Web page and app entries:
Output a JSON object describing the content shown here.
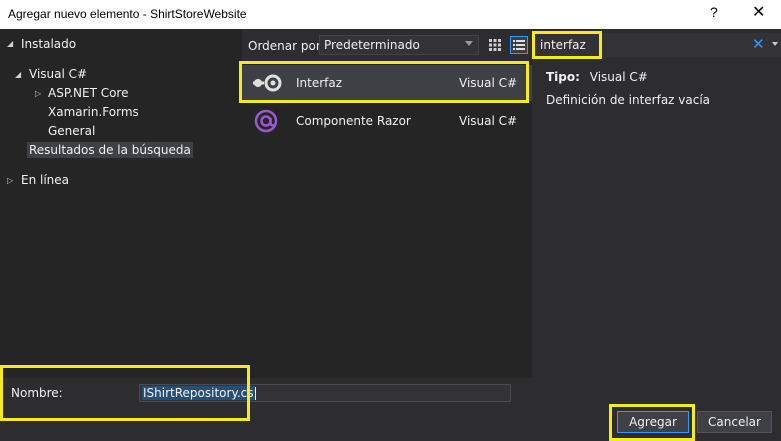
{
  "window": {
    "title": "Agregar nuevo elemento - ShirtStoreWebsite",
    "help": "?",
    "close": "✕"
  },
  "tree": {
    "installed": "Instalado",
    "visual_csharp": "Visual C#",
    "aspnet_core": "ASP.NET Core",
    "xamarin_forms": "Xamarin.Forms",
    "general": "General",
    "search_results": "Resultados de la búsqueda",
    "online": "En línea"
  },
  "toolbar": {
    "sort_label": "Ordenar por:",
    "sort_value": "Predeterminado"
  },
  "search": {
    "value": "interfaz",
    "clear": "✕"
  },
  "templates": [
    {
      "name": "Interfaz",
      "lang": "Visual C#",
      "icon": "interface-icon"
    },
    {
      "name": "Componente Razor",
      "lang": "Visual C#",
      "icon": "razor-component-icon"
    }
  ],
  "details": {
    "type_label": "Tipo:",
    "type_value": "Visual C#",
    "description": "Definición de interfaz vacía"
  },
  "footer": {
    "name_label": "Nombre:",
    "name_value": "IShirtRepository.cs",
    "add_button": "Agregar",
    "cancel_button": "Cancelar"
  },
  "colors": {
    "highlight": "#f7ec1b",
    "accent": "#3399ff",
    "razor": "#9b59d0"
  }
}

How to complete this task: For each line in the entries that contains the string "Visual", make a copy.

Response:
    "visual_csharp": "Visual C#",
      "lang": "Visual C#",
      "lang": "Visual C#",
    "type_value": "Visual C#",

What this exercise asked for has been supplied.